It’s hard not to see the similarities in stifling parenting ideologies that promise to restore women to “natural motherhood.” The list of what’s best for baby is centered on complete and undivided attention from mom, from long-term breastfeeding to constant baby-wearing. The latest trend in potty training, “elimination communication”—in which the infant goes diaperless from a few months old—obligates moms to observe their newborns constantly, looking for cues of an impending pee or BM. If mothers are truly attuned to their babies’ needs, they won’t have to encumber them with diapers, goes the theory. (Adaptations for working mothers remain unexplained.)
Whether these trends represent a worthy attempt to respond to inborn human needs or just the fetishization of an imagined “natural” state is debatable. The New York Times pointed out that many of the mothers practicing elimination communication “like the thought that they are rediscovering an ancient practice used in other cultures.” One hub for EC enthusiasts assures its mostly white, middle-class followers that the practice is “not just for African bush-women.” Yikes.

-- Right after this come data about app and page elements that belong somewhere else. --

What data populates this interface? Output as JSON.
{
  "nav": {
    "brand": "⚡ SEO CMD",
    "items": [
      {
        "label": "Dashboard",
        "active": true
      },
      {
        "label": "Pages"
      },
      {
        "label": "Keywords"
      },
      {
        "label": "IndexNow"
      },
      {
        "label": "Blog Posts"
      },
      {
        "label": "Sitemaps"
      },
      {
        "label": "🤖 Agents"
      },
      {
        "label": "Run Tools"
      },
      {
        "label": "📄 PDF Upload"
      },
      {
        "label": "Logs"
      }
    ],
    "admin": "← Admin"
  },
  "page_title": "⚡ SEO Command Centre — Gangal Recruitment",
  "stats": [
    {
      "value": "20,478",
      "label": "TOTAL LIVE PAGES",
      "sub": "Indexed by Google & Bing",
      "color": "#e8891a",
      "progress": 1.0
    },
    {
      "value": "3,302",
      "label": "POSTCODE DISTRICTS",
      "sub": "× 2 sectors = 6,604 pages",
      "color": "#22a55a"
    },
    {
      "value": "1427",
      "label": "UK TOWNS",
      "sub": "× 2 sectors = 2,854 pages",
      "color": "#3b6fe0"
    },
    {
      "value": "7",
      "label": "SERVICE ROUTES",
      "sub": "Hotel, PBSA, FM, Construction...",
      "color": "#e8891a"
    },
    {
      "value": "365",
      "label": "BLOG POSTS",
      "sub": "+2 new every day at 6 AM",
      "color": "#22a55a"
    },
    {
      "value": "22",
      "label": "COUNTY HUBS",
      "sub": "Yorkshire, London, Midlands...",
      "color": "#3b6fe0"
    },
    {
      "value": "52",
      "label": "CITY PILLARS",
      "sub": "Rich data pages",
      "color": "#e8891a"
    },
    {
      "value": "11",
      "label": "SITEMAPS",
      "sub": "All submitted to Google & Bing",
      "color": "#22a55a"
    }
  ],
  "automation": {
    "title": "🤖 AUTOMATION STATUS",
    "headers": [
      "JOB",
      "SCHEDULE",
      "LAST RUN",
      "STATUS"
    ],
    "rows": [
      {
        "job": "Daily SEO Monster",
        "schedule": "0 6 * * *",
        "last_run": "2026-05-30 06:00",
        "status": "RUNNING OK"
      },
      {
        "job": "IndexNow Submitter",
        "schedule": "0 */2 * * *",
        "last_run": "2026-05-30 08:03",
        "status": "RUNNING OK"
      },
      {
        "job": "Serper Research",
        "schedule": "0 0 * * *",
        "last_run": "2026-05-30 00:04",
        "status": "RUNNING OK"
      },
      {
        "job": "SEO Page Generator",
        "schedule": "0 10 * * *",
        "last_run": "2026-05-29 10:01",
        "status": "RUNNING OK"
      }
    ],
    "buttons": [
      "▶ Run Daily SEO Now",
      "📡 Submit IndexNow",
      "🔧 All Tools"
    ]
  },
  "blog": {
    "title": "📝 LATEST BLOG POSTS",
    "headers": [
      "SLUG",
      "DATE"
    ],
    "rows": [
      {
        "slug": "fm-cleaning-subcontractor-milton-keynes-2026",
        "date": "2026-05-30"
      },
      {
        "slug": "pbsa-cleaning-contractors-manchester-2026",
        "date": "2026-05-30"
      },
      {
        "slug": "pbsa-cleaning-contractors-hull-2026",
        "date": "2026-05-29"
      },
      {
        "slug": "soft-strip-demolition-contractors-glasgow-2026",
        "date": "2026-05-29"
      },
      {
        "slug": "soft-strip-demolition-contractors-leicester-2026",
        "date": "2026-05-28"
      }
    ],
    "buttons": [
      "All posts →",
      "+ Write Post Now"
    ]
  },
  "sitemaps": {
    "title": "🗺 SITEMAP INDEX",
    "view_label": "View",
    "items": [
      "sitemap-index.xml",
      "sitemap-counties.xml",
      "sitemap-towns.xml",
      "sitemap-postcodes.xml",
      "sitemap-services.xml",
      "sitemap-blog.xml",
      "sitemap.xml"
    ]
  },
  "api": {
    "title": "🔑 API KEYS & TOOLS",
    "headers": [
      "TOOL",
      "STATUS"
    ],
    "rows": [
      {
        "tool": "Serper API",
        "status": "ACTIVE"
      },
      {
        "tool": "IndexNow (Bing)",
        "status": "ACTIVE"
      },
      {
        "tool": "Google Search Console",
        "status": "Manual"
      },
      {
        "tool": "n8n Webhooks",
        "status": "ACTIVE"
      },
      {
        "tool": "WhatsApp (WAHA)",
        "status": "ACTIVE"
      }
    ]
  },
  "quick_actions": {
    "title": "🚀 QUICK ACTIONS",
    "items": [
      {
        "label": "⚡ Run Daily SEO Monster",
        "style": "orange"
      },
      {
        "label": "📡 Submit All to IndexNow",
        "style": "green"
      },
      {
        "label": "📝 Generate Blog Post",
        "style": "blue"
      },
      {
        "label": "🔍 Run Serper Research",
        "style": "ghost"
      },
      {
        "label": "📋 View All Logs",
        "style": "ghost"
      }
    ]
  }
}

Even the notion that women should have children at all is based on the idea that a woman’s inherent and most important role is that of mother. Shockingly, men’s “innate” roles are a lot more fun than the ones bestowed on women. We must be monogamous because men are naturally promiscuous. Men are meant to build and explore, women to nest. No question as to who got the better deal!
But the one thing that nature lovers don’t ever seem to ask themselves is this: Why does an innate state of affairs take so much work to maintain? After all, shouldn’t it come… naturally? As primatologist Barbara Smuts wrote (quoted in Natalie Angier’s fantastic Woman: An Intimate Geography): “If female sexuality is muted compared to that of men, then why must men the world over go to extreme lengths to control and contain it?” If only heterosexuality is natural, why would interest groups need to fight to enshrine it in law? If women’s natural place is the home, why do so many of us willingly—and happily—leave it?
Besides, “unnatural” inventions have given us vaccines, far fewer women dying in childbirth and TiVo. If hewing to what’s “natural” can make food healthier and our environment cleaner, excellent. But using it to understand how men and women, parents and children, should behave is doing us no favors. It means that we’re still fighting rape apologists who insist “boys will be boys” and legislators who think sex for pleasure rather than procreation should be abolished. So while I’ll hold on to my soymilk (though not from Eden Foods, thanks anyway), I’m leaving the “natural” behind. I’ll take deviance over the boring norm any day of the week.
Emily Douglas traced the funding for birth control under the Affordable Care Act in February and charted it out.